What needs to be done. I need every line of the material below that includes the string "true".

* * * * * * *

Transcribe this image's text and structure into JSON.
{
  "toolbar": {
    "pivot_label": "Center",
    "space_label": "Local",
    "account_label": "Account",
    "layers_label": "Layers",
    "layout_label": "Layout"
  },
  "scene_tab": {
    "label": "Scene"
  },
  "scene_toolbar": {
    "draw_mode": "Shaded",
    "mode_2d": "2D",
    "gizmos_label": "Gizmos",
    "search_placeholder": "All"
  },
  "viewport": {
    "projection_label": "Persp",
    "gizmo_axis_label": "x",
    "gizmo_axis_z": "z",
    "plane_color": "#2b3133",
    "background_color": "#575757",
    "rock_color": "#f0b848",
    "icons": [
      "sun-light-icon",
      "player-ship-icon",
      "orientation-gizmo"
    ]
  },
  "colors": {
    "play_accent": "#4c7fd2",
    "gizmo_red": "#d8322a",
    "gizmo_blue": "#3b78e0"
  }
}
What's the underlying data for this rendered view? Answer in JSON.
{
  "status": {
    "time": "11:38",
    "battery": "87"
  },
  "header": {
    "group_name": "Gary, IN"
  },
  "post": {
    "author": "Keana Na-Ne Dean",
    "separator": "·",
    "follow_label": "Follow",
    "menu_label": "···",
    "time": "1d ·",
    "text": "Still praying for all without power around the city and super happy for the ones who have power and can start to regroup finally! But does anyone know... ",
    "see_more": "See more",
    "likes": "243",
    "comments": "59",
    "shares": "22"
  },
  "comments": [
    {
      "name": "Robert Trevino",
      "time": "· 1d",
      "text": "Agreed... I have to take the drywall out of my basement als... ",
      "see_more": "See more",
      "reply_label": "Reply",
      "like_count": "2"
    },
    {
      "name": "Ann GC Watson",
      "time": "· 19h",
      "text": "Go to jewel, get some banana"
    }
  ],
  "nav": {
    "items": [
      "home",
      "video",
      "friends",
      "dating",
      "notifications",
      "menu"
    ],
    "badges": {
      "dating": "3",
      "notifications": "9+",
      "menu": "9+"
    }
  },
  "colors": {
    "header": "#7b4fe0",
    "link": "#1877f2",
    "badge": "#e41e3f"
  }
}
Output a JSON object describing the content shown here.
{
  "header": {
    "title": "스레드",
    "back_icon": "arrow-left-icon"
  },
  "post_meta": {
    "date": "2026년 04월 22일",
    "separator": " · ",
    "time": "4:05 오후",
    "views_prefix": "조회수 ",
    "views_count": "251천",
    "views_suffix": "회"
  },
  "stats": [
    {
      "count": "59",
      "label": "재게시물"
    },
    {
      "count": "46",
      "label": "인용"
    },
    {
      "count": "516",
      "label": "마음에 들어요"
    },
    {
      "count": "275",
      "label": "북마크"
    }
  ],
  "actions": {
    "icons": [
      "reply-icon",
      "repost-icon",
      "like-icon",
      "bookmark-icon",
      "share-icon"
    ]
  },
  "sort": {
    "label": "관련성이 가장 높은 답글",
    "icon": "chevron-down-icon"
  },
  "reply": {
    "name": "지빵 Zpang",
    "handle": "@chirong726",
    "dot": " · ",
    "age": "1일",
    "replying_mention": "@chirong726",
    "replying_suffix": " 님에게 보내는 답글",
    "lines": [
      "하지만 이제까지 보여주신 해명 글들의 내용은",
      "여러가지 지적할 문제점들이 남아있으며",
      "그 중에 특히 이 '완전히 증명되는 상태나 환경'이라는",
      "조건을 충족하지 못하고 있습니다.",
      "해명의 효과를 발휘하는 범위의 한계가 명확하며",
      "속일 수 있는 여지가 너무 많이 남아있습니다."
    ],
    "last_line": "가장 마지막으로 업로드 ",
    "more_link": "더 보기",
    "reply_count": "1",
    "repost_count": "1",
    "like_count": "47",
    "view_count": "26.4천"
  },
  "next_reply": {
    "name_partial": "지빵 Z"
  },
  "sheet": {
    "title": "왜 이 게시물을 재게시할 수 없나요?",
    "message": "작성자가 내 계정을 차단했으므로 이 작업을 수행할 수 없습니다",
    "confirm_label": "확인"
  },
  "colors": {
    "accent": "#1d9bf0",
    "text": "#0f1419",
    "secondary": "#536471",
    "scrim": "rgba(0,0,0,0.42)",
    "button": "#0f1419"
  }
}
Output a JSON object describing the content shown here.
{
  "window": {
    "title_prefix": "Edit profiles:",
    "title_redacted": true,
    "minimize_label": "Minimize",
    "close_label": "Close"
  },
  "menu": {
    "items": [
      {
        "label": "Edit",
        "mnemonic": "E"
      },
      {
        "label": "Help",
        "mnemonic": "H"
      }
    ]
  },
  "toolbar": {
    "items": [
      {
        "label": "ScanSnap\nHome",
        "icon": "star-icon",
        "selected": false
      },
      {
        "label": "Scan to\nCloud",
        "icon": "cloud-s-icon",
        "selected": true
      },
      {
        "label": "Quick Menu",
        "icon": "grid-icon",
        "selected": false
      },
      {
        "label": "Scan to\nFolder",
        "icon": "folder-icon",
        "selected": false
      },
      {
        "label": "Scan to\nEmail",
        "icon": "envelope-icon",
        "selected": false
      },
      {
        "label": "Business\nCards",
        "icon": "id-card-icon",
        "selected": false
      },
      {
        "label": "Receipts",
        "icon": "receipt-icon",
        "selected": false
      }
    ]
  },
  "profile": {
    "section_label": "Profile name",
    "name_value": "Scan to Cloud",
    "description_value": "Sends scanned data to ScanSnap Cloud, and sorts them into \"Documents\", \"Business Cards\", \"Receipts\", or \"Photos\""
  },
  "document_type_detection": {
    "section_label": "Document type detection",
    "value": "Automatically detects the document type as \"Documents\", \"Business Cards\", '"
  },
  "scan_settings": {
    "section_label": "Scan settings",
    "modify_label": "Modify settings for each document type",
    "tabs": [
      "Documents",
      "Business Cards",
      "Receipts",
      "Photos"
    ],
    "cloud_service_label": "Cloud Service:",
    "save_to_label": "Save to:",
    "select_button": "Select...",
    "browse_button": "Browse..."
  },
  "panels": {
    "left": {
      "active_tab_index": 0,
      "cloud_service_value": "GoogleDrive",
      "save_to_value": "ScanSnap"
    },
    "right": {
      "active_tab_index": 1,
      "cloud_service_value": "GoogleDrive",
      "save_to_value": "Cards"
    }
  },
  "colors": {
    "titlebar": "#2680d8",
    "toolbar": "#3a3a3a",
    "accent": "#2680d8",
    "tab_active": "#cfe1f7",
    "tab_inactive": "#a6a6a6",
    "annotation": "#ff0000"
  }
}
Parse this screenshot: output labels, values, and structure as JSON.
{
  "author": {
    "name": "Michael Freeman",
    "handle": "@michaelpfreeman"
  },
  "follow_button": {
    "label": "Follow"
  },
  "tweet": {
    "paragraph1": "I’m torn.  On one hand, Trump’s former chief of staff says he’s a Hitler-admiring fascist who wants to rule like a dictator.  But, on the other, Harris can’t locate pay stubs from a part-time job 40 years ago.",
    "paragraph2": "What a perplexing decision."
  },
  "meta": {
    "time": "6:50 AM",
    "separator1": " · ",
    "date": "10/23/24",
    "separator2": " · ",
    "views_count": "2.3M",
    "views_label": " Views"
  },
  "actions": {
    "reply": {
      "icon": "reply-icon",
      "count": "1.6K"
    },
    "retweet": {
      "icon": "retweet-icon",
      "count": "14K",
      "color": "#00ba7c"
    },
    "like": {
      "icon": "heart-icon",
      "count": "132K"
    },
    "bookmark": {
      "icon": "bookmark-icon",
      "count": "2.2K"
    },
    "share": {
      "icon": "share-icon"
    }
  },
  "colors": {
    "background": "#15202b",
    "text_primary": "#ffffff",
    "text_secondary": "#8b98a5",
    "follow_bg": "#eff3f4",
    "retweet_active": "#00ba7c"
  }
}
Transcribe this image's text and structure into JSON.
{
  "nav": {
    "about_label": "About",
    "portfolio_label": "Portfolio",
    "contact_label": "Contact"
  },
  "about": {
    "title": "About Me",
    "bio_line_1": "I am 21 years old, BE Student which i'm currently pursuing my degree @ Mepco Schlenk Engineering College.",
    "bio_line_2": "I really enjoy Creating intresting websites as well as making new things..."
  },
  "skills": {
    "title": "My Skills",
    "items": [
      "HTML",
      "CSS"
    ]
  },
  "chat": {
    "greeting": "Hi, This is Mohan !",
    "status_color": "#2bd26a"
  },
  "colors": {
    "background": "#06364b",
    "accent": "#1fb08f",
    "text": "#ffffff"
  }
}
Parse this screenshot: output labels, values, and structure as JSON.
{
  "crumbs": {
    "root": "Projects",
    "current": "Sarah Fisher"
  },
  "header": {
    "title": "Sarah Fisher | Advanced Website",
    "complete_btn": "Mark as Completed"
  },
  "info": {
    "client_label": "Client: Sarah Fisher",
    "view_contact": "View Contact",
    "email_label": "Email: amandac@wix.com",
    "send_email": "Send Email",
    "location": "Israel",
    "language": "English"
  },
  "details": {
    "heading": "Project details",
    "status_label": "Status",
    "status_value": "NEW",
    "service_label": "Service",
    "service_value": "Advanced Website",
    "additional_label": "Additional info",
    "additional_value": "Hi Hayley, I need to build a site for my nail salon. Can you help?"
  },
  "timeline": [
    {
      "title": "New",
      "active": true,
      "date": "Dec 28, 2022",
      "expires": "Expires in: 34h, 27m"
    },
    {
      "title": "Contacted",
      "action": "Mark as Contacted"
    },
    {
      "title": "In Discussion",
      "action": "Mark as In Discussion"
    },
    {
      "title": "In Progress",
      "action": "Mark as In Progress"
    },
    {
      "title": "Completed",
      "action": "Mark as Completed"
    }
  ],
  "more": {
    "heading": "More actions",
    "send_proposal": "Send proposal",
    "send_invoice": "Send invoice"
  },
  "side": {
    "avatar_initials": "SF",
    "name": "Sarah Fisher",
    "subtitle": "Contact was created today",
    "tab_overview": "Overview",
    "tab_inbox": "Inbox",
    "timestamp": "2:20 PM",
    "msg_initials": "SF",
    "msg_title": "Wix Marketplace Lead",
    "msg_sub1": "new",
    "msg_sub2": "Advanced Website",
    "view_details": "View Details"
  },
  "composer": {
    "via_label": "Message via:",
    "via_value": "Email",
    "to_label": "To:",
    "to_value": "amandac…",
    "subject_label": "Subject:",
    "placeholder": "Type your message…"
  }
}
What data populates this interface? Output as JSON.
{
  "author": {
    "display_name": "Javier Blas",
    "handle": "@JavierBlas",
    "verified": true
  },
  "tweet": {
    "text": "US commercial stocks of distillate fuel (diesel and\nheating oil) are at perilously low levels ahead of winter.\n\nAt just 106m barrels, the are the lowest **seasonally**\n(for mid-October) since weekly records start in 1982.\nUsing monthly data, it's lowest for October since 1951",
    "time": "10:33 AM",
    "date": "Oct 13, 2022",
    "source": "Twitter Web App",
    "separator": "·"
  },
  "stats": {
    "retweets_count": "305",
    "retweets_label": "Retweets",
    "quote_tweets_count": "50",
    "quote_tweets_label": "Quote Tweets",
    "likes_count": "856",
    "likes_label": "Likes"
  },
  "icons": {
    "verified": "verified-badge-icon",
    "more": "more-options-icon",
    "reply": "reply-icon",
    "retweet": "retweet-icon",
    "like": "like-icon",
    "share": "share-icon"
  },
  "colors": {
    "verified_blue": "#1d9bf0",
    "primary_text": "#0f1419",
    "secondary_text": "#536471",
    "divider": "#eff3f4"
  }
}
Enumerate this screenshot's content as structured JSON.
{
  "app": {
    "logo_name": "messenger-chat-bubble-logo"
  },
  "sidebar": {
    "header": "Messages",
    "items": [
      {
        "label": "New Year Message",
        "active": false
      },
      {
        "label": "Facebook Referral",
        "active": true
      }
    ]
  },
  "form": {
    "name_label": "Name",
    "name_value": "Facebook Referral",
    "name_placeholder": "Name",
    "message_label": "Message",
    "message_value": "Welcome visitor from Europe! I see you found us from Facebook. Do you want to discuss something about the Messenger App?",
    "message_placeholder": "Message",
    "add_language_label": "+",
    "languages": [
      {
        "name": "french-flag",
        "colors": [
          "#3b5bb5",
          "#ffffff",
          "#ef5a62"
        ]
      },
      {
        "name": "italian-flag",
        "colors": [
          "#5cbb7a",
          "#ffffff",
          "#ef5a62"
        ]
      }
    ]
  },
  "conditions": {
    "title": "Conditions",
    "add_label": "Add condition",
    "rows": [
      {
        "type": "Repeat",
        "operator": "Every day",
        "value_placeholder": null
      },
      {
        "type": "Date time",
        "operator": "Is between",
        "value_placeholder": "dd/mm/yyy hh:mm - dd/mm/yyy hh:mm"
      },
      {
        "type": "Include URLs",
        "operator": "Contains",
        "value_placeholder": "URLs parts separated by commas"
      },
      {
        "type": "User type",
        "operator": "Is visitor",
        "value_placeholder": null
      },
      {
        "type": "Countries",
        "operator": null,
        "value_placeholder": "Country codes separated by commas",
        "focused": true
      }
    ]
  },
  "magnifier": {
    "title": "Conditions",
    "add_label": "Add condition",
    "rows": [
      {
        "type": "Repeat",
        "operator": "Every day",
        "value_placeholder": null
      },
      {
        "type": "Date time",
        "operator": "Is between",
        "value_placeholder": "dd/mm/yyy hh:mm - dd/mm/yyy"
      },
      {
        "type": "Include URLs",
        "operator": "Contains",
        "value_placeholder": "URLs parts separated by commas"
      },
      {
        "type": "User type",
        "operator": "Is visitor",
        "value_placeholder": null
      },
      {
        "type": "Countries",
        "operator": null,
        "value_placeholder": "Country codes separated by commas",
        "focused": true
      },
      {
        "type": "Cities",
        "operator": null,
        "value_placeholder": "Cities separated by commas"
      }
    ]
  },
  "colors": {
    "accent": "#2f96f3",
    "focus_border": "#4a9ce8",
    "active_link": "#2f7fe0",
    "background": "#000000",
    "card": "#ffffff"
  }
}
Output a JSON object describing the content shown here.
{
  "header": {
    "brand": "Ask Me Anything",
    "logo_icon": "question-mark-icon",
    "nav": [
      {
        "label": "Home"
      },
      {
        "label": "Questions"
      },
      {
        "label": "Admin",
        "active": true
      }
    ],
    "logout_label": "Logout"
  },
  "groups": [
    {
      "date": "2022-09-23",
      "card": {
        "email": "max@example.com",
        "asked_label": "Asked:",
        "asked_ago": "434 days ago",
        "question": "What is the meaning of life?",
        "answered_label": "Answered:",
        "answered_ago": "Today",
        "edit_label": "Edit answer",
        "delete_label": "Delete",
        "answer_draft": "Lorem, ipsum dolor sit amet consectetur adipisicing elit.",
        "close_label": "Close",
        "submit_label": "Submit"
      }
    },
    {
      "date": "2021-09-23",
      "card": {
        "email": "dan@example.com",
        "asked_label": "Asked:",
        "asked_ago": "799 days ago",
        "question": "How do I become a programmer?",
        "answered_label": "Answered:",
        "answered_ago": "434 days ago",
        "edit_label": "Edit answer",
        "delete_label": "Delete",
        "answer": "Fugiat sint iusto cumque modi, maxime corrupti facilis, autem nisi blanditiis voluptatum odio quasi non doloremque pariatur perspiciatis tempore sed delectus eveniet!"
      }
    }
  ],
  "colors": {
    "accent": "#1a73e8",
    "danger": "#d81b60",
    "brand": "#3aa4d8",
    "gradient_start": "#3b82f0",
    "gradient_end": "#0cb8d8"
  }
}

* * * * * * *

Written solution.
    "title_redacted": true,
        "selected": true
      "active": true,
    "verified": true
        "active": true
        "focused": true
        "focused": true
        "active": true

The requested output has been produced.